Yes
  5.4. In case control study, was case definition explicit and case ascertainment not influenced by exposure status?
N/A
  5.5. In diagnostic study, were test results blinded to patient history and other test results?
N/A
6. Were intervention/therapeutic regimens/exposure factor or procedure and any comparison(s) described in detail?
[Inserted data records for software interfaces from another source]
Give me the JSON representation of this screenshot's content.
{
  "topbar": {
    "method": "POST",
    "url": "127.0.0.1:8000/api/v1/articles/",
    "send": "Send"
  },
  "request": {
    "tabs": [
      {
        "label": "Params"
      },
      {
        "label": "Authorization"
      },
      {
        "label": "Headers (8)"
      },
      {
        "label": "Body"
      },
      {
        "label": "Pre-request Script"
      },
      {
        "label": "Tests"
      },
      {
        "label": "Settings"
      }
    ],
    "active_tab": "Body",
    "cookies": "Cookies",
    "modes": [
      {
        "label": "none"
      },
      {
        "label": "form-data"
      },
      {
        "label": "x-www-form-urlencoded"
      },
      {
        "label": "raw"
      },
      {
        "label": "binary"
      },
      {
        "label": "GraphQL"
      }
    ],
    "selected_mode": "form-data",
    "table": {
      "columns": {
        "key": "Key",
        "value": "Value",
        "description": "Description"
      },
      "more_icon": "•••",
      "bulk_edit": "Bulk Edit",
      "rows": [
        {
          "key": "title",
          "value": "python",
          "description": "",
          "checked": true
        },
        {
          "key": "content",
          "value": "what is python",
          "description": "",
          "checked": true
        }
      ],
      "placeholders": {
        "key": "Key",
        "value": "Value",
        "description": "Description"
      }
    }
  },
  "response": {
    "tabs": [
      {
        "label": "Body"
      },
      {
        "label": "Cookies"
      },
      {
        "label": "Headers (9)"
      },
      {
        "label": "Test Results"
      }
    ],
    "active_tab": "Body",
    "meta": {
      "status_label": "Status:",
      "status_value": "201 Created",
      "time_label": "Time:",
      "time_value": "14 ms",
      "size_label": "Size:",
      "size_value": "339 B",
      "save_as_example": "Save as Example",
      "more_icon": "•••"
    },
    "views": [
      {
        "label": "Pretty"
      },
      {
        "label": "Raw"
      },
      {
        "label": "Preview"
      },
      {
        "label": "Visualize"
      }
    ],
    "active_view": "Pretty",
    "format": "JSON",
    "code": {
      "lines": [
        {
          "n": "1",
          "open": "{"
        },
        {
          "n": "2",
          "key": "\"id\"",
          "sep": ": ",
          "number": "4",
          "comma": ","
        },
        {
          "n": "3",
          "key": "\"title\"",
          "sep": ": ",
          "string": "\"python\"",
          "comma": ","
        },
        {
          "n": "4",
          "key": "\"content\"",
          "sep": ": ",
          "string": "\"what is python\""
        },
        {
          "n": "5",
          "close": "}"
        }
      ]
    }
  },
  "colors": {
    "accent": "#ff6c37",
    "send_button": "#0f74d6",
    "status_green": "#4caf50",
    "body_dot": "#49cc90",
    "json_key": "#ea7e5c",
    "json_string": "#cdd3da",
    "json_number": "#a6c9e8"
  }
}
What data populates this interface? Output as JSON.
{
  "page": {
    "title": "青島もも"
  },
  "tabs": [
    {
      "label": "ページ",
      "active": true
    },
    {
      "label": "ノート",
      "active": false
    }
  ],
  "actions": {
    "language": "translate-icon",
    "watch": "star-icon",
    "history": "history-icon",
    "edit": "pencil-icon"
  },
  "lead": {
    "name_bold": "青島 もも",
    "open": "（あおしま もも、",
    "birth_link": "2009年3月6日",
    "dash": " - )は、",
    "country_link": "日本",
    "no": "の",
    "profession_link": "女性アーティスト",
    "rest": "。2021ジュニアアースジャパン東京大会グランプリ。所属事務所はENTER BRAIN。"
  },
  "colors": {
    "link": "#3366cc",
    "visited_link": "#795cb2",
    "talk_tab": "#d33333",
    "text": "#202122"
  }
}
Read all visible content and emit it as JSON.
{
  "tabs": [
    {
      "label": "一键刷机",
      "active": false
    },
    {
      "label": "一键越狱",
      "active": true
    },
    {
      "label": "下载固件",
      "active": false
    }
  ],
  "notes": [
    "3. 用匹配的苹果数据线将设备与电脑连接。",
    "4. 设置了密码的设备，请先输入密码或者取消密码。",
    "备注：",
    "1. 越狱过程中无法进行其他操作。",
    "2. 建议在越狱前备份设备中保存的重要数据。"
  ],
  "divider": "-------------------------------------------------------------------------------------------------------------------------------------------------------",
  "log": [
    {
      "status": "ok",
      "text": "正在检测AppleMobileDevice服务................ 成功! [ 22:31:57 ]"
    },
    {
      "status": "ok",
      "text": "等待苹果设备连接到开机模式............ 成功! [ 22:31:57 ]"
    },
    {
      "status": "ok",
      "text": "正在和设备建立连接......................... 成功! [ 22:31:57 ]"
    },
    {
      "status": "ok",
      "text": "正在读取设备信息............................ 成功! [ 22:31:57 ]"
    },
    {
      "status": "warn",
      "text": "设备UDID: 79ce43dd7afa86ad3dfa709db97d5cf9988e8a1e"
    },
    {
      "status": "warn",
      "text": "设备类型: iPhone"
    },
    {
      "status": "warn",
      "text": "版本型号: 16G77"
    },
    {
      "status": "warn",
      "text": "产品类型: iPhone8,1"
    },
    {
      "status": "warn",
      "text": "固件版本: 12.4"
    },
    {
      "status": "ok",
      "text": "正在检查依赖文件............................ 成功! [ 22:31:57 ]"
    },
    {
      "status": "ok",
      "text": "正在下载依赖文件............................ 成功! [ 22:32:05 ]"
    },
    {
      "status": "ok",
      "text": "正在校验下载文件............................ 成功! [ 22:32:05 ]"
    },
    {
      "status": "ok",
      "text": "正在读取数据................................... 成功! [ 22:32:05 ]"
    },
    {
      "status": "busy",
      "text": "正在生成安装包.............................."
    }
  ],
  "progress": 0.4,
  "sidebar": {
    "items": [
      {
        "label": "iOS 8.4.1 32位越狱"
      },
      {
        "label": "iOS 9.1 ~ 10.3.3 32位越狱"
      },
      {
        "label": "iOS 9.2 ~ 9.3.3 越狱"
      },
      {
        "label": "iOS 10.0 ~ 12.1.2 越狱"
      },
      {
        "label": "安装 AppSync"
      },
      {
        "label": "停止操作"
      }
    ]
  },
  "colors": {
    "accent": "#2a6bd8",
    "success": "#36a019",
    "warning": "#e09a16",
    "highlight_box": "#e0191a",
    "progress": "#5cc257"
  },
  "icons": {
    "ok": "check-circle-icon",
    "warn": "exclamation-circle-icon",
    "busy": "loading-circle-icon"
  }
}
Were interveningfactors described?
Yes
  6.1. In RCT or other intervention trial, were protocols described for all regimens studied?
N/A
  6.2. In observational study, were interventions, study settings, and clinicians/provider described?
Yes
  6.3. Was the intensity and duration of the intervention or exposure factor sufficient to produce a meaningful effect?
Yes
  6.4. Was the amount of exposure and, if relevant, subject/patient compliance measured?
N/A
  6.5. Were co-interventions (e.g., ancillary treatments, other therapies) described?
N/A
  6.6. Were extra or unplanned treatments described?
N/A
  6.7. Was the information for 6.4, 6.5, and 6.6 assessed the same way for all groups?
Yes
  6.8. In diagnostic study, were details of test administration and replication sufficient?
N/A
7. Were outcomes clearly defined and the measurements valid and reliable?
Yes
  7.1. Were primary and secondary endpoints described and relevant to the question?
Yes
  7.2. Were nutrition measures appropriate to question and outcomes of concern?
Yes
  7.3. Was the period of follow-up long enough for important outcome(s) to occur?
N/A
  7.4. Were the observations and measurements based on standard, valid, and reliable data collection instruments/tests/procedures?
Yes
  7.5. Was the measurement of effect at an appropriate level of precision?
Yes
  7.6. Were other factors accounted for (measured) that could affect outcomes?
Yes
  7.7. Were the measurements conducted consistently across groups?
Yes
8. Was the statistical analysis appropriate for the study design and type of outcome indicators?
???
  8.1. Were statistical analyses adequately described and the results reported appropriately?
No
  8.2. Were correct statistical tests used and assumptions of test not violated?
???
  8.3. Were statistics reported with levels of significance and/or confidence intervals?
Yes
  8.4. Was "intent to treat" analysis of outcomes done (and as appropriate, was there an analysis of outcomes for those maximally exposed or a dose-response analysis)?
N/A
  8.5. Were adequate adjustments made for effects of confounding factors that might have affected the outcomes (e.g., multivariate analyses)?
N/A
  8.6. Was clinical significance as well as statistical significance reported?
Yes
  8.7. If negative findings, was a power calculation reported to address type 2 error?
N/A
9. Are conclusions supported by results with biases and limitations taken into consideration?
Yes
  9.1. Is there a discussion of findings?
Yes
  9.2. Are biases and study limitations identified and discussed?
???
10. Is bias due to study’s funding or sponsorship unlikely?
Yes
  10.1. Were sources of funding and investigators’ affiliations described?
Yes
  10.2. Was the study free from apparent conflict of interest?
Yes
 
 

Copyright American Dietetic Association (ADA).